Even if the anti-contact rule did apply, those who are objecting to Longman's conduct do not appear to have standing to do so. The anti-contact rule is meant to, "(1) prevent unprincipled attorneys from circumventing opposing counsel to obtain careless statements from adverse parties, (2) protect the integrity of the attorney-client relationship, (3) prevent the inadvertent disclosure of privileged information, and (4) facilitate settlement by channeling disputes through lawyers familiar with the negotiation process." Guillen v. Chicago, 956 F. Supp. 1416, 1427 (N.D. Ill. 1997). In other words, a violation of the anti-contact rule implicates the interests of the client or, at most, the interests of the client and his attorney. In this case, the client, Sutton, does not object to the allegedly unethical conduct, which has apparently worked to his benefit. Although Horan objects, Sutton claims that Horan was not, and is not, his attorney with respect to this action, and Horan has not filed an appearance. Although defendants object, the anti-contact rule was not fashioned to protect third-parties from potentially harmful evidence. Ahern v. Board of Education, 1995 U.S. Dist. LEXIS 16982, 1995 WL 680476, at *2 (N.D. Ill. Nov. 14, 1995) ("Although a former employee may certainly damage a corporation by divulging facts which ultimately give rise to liability, the possibility of that occurrence simply does not implicate the objectives of Rule 4.2"). Accordingly, plaintiff may use the information obtained from Sutton as the basis for the additional allegations in the second amended complaint.
Plaintiff's motion for leave to file a second amended complaint is granted. Defendants' motion to dismiss the amended complaint is denied as moot.

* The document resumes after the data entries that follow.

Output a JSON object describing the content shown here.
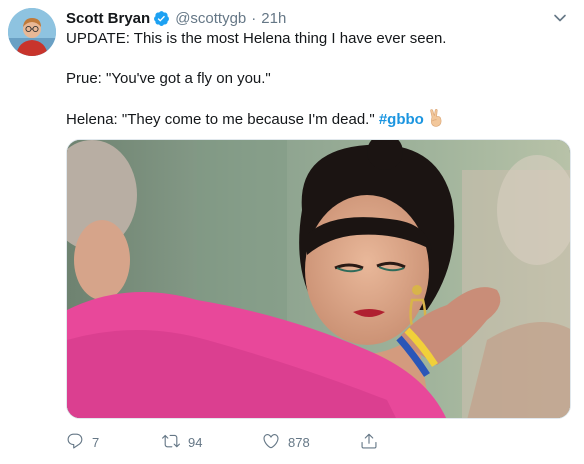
{
  "tweet": {
    "author_name": "Scott Bryan",
    "handle": "@scottygb",
    "separator": "·",
    "time": "21h",
    "lines": [
      "UPDATE: This is the most Helena thing I have ever seen.",
      "Prue: \"You've got a fly on you.\"",
      "Helena: \"They come to me because I'm dead.\""
    ],
    "hashtag": "#gbbo"
  },
  "actions": {
    "reply_count": "7",
    "retweet_count": "94",
    "like_count": "878"
  },
  "icons": {
    "verified": "verified-badge-icon",
    "caret": "chevron-down-icon",
    "reply": "reply-icon",
    "retweet": "retweet-icon",
    "like": "heart-icon",
    "share": "share-icon",
    "emoji": "peace-hand-emoji"
  },
  "colors": {
    "text": "#14171a",
    "secondary": "#657786",
    "link": "#1b95e0",
    "verified": "#1da1f2"
  }
}
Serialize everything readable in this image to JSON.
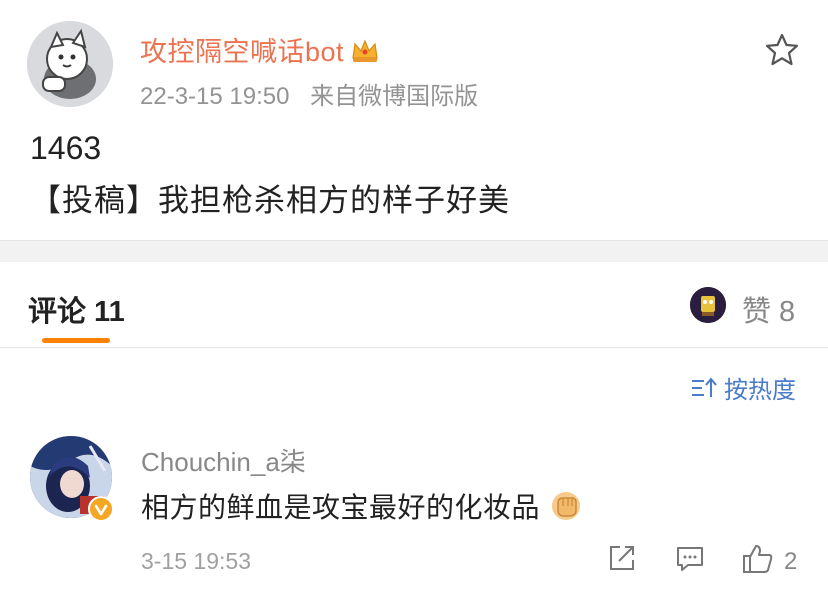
{
  "post": {
    "author": "攻控隔空喊话bot",
    "time": "22-3-15 19:50",
    "source": "来自微博国际版",
    "number": "1463",
    "text": "【投稿】我担枪杀相方的样子好美",
    "icons": {
      "crown": "crown-icon",
      "favorite": "star-icon"
    }
  },
  "tabs": {
    "comments_label": "评论 11",
    "likes_label": "赞 8"
  },
  "sort": {
    "label": "按热度",
    "icon": "sort-icon"
  },
  "comments": [
    {
      "user": "Chouchin_a柒",
      "text": "相方的鲜血是攻宝最好的化妆品",
      "time": "3-15 19:53",
      "like_count": "2",
      "emoji": "fist-emoji",
      "verified_color": "#f5a623"
    }
  ],
  "colors": {
    "accent": "#ff8200",
    "author": "#eb7350",
    "link": "#4a7cc9"
  }
}
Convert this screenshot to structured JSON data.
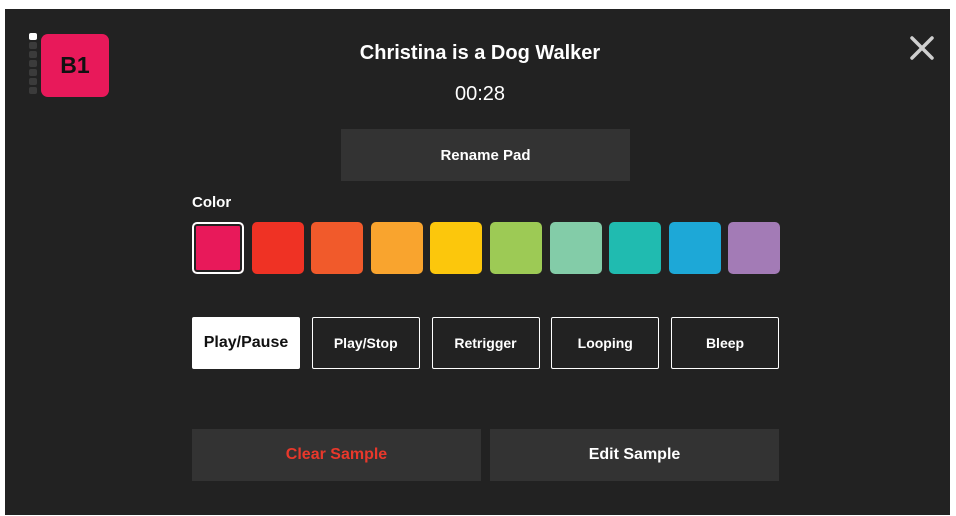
{
  "pad": {
    "label": "B1",
    "color": "#e8195a"
  },
  "level_meter": {
    "active_segments": 1,
    "total_segments": 7
  },
  "header": {
    "title": "Christina is a Dog Walker",
    "duration": "00:28",
    "close_icon": "close-icon"
  },
  "rename_button": "Rename Pad",
  "color_section": {
    "label": "Color",
    "selected_index": 0,
    "swatches": [
      "#e8195a",
      "#ef3224",
      "#f15a2b",
      "#f9a42e",
      "#fcc70c",
      "#9dca55",
      "#83cca8",
      "#20bbb0",
      "#1da8d7",
      "#a37bb6"
    ]
  },
  "modes": {
    "active_index": 0,
    "items": [
      "Play/Pause",
      "Play/Stop",
      "Retrigger",
      "Looping",
      "Bleep"
    ]
  },
  "actions": {
    "clear_label": "Clear Sample",
    "clear_color": "#e9382b",
    "edit_label": "Edit Sample"
  }
}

ENTER: December 11, 1997
Robert W. Gettleman
United States District Judge